**EXERCISE BRIEF**
Go through the entries and copy every line that has the string "this" in it.

**THE RECORDS**
====
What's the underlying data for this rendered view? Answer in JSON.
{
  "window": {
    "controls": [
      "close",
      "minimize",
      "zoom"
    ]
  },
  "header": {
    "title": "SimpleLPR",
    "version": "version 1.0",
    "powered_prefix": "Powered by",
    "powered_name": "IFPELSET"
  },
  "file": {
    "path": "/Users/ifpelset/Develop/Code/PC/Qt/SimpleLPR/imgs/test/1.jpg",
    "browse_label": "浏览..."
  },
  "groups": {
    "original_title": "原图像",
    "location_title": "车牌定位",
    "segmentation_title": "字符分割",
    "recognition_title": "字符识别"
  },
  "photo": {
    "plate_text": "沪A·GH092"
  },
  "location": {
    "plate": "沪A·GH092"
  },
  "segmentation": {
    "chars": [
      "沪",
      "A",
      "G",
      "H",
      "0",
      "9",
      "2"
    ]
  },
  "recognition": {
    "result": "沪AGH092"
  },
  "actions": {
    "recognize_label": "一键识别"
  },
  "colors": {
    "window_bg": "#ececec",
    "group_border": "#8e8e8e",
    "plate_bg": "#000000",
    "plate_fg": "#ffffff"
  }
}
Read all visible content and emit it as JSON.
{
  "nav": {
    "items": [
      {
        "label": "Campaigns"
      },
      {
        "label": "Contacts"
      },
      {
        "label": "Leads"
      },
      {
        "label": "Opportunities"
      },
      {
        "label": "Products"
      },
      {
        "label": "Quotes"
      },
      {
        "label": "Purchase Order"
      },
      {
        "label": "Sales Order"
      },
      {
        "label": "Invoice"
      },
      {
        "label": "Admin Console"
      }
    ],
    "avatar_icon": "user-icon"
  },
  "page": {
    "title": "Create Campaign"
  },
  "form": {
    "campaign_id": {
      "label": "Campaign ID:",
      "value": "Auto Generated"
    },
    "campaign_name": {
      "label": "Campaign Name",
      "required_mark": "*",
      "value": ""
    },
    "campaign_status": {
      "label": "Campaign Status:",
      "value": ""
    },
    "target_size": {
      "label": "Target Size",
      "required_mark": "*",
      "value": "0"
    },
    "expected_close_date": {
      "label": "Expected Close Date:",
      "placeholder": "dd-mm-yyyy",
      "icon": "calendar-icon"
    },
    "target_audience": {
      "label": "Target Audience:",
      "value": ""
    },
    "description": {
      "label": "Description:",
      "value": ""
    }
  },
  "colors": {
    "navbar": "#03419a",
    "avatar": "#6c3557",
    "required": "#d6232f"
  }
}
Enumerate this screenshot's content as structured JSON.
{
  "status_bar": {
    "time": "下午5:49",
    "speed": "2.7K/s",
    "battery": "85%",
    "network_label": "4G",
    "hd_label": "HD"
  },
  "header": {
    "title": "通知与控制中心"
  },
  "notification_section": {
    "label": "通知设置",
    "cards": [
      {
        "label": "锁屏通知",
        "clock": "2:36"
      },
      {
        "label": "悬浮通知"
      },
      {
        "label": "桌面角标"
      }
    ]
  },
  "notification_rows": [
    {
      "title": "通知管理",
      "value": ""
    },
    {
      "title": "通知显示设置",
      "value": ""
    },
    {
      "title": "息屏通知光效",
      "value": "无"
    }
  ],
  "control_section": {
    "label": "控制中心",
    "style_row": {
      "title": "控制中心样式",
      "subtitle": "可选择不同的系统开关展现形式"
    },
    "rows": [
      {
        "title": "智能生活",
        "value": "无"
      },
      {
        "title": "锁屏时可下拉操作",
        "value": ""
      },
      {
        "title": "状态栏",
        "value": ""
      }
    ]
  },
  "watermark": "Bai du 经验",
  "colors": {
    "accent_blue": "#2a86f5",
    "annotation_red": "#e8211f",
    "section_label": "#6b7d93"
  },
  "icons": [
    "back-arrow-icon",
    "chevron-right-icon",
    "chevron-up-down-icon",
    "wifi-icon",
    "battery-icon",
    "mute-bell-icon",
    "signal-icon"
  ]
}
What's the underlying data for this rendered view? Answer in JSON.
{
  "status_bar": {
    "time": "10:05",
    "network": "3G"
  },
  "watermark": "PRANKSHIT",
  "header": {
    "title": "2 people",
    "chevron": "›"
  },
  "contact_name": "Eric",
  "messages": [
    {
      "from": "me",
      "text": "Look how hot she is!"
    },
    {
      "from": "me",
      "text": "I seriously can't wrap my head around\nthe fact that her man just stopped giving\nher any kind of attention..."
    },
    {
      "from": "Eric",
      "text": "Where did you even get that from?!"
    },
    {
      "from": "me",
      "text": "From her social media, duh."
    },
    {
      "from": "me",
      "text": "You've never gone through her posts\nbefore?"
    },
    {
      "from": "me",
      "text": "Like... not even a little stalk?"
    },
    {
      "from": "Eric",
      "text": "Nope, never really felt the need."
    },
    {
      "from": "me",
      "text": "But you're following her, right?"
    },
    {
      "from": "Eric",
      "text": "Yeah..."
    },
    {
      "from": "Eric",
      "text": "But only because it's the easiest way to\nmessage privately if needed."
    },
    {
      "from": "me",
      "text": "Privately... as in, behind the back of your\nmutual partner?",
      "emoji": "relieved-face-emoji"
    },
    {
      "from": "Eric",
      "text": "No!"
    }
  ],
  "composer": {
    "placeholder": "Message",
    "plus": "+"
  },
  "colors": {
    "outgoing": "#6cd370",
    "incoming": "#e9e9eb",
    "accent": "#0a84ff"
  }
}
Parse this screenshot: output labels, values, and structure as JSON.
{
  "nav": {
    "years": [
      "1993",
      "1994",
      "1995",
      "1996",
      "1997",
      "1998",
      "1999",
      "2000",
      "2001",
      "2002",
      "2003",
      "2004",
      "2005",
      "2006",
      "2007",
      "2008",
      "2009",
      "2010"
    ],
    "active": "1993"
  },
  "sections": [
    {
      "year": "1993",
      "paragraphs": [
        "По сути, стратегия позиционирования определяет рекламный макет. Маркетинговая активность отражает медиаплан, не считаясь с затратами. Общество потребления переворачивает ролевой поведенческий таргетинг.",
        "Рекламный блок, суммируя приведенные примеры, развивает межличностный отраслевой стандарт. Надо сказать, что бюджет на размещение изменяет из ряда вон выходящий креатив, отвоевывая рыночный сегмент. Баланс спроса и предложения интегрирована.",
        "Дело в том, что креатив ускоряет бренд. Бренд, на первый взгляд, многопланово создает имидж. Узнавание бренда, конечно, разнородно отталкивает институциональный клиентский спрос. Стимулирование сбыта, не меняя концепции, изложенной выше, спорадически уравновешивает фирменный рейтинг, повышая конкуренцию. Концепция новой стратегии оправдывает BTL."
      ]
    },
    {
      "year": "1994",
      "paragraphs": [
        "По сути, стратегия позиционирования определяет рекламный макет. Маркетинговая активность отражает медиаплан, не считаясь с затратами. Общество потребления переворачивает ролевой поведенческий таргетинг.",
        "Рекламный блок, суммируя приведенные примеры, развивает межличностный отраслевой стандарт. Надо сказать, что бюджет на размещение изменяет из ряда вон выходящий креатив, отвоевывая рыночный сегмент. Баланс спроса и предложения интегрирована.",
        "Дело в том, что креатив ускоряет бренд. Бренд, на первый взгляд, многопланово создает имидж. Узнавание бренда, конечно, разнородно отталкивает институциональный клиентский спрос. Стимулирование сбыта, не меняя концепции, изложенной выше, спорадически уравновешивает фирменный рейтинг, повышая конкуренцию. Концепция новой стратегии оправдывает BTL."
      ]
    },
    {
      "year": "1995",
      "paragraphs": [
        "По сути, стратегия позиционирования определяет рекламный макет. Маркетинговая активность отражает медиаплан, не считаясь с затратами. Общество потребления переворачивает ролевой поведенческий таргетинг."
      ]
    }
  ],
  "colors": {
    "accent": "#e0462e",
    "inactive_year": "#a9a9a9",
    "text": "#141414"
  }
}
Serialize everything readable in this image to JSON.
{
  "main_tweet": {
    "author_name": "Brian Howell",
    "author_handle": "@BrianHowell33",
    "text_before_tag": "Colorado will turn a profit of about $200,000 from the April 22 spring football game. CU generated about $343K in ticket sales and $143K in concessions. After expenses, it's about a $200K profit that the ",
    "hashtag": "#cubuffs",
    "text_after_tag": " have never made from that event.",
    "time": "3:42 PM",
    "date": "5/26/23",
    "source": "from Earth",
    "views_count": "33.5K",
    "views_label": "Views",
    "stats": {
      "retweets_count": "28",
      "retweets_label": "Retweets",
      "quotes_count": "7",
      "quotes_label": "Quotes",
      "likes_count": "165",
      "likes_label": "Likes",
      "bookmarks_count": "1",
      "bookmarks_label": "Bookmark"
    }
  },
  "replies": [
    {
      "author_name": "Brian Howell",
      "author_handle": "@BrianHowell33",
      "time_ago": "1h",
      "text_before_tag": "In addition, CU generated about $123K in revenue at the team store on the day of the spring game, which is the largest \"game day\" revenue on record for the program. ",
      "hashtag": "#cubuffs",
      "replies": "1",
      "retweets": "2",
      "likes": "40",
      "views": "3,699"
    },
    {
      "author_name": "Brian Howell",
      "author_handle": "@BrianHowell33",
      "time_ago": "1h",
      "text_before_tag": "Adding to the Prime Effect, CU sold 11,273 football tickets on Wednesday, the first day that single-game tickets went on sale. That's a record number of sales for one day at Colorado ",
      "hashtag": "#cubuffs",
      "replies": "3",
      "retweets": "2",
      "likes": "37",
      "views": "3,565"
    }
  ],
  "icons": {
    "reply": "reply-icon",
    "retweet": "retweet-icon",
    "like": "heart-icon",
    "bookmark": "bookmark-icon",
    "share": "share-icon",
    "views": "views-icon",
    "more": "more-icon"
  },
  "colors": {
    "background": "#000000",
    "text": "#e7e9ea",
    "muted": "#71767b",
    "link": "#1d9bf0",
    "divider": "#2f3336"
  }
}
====
**THE COMPLETED TASK**
What's the underlying data for this rendered view? Answer in JSON.
Enumerate this screenshot's content as structured JSON.
What's the underlying data for this rendered view? Answer in JSON.
Parse this screenshot: output labels, values, and structure as JSON.
Serialize everything readable in this image to JSON.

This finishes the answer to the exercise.